“Smoke Free for 3,” a campaign lead by the Hispanic Health Coalition, Asian American Health Coalition, African American Health Coalition, Native American Health Coalition, and Houston Communities for Safe Indoor Air (HCSIA), recognized the City of Houston’s leadership and success in creating more smoke free workplaces and public spaces effective Sept. 1, 2007.
However, despite the success in public policies, smoking continues to be a significant personal health issue for many Houstonians, particularly for minority communities.
According to the National Health Interview Survey (NHIS) of adults ages 18 and older 32.4% of American Indians currently smoke, compared to 22.0% of Whites, 21.3% of African-Americans, 15.8% of Hispanics, and 9.9% of Asian-Americans. About 3.2 million Texans are smokers.
Latinos who are interested in quitting smoking should call 1-877-YES-QUIT and check out the bilingual Buena Vida health magazine, developed by the Institute for Health Promotion Research (IHPR) at the UT Health Science Center at San Antonio, the team behind SaludToday. The magazine tells the stories of five Latinos and why and how they quit smoking.
The IHPR also conducted a needs assessment and GIS analysis of establishments that contributed to the adoption of San Antonio’s new smoke-free ordinance last month that goes into effect Aug. 19, 2011.

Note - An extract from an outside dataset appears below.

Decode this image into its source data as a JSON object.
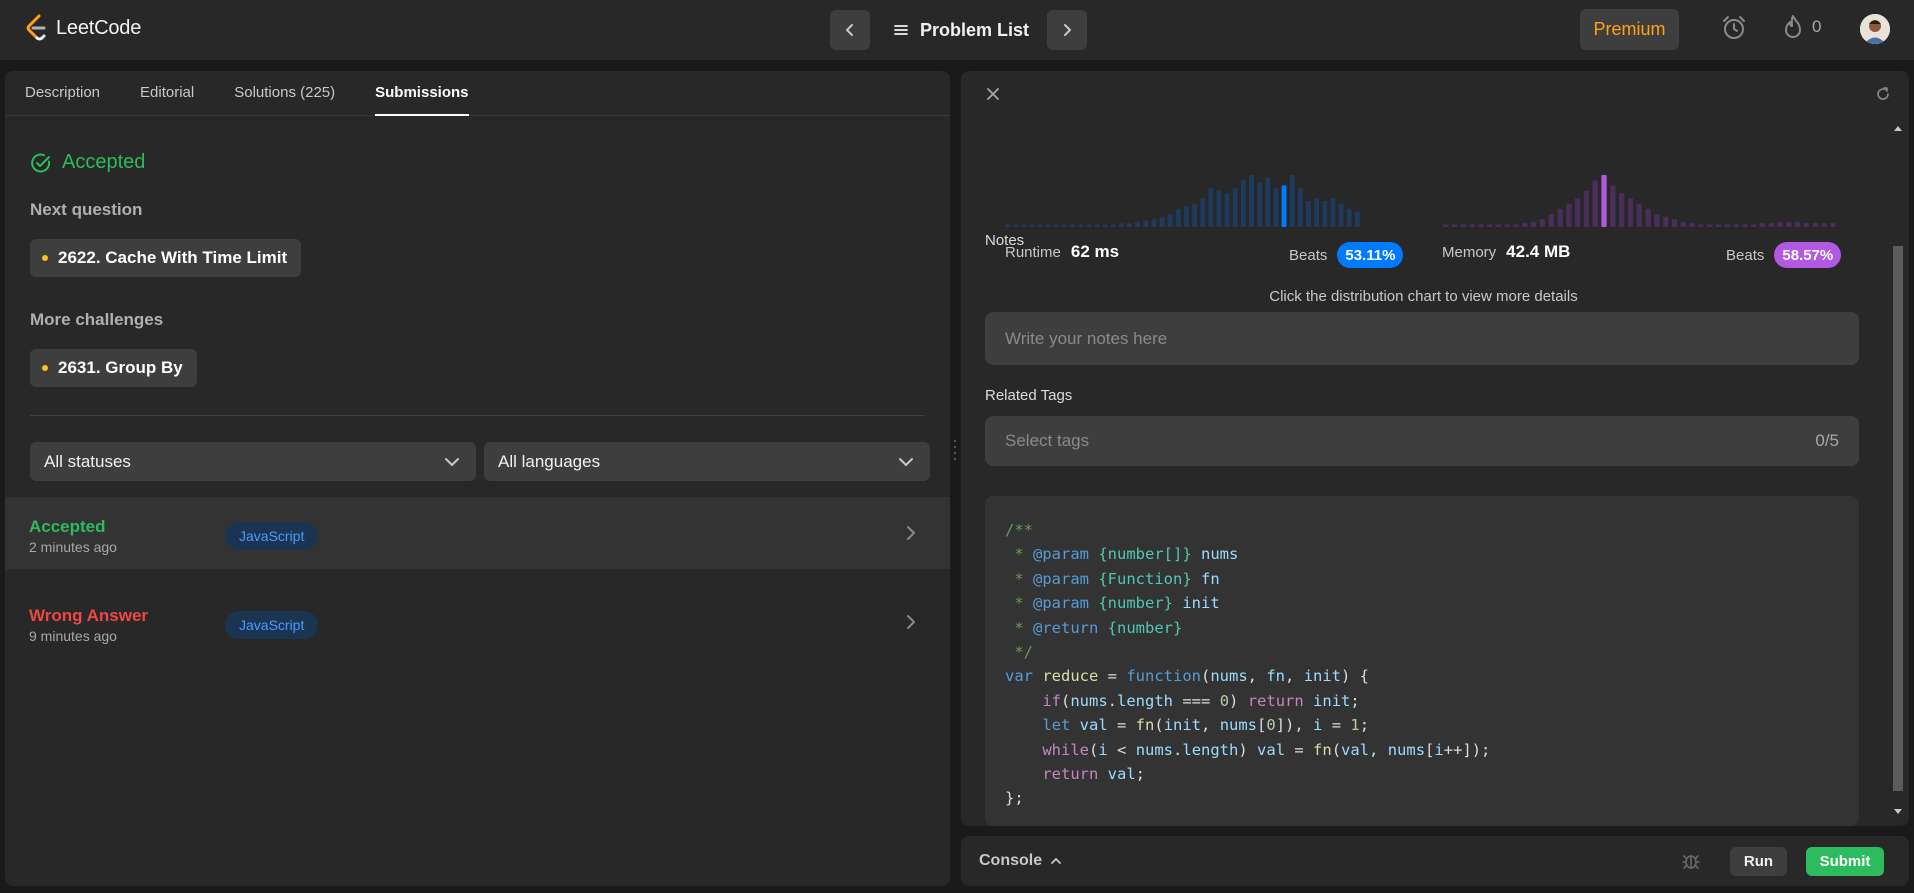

San Antonio had been considered the last major Texas city without a comprehensive smoke-free ordinance.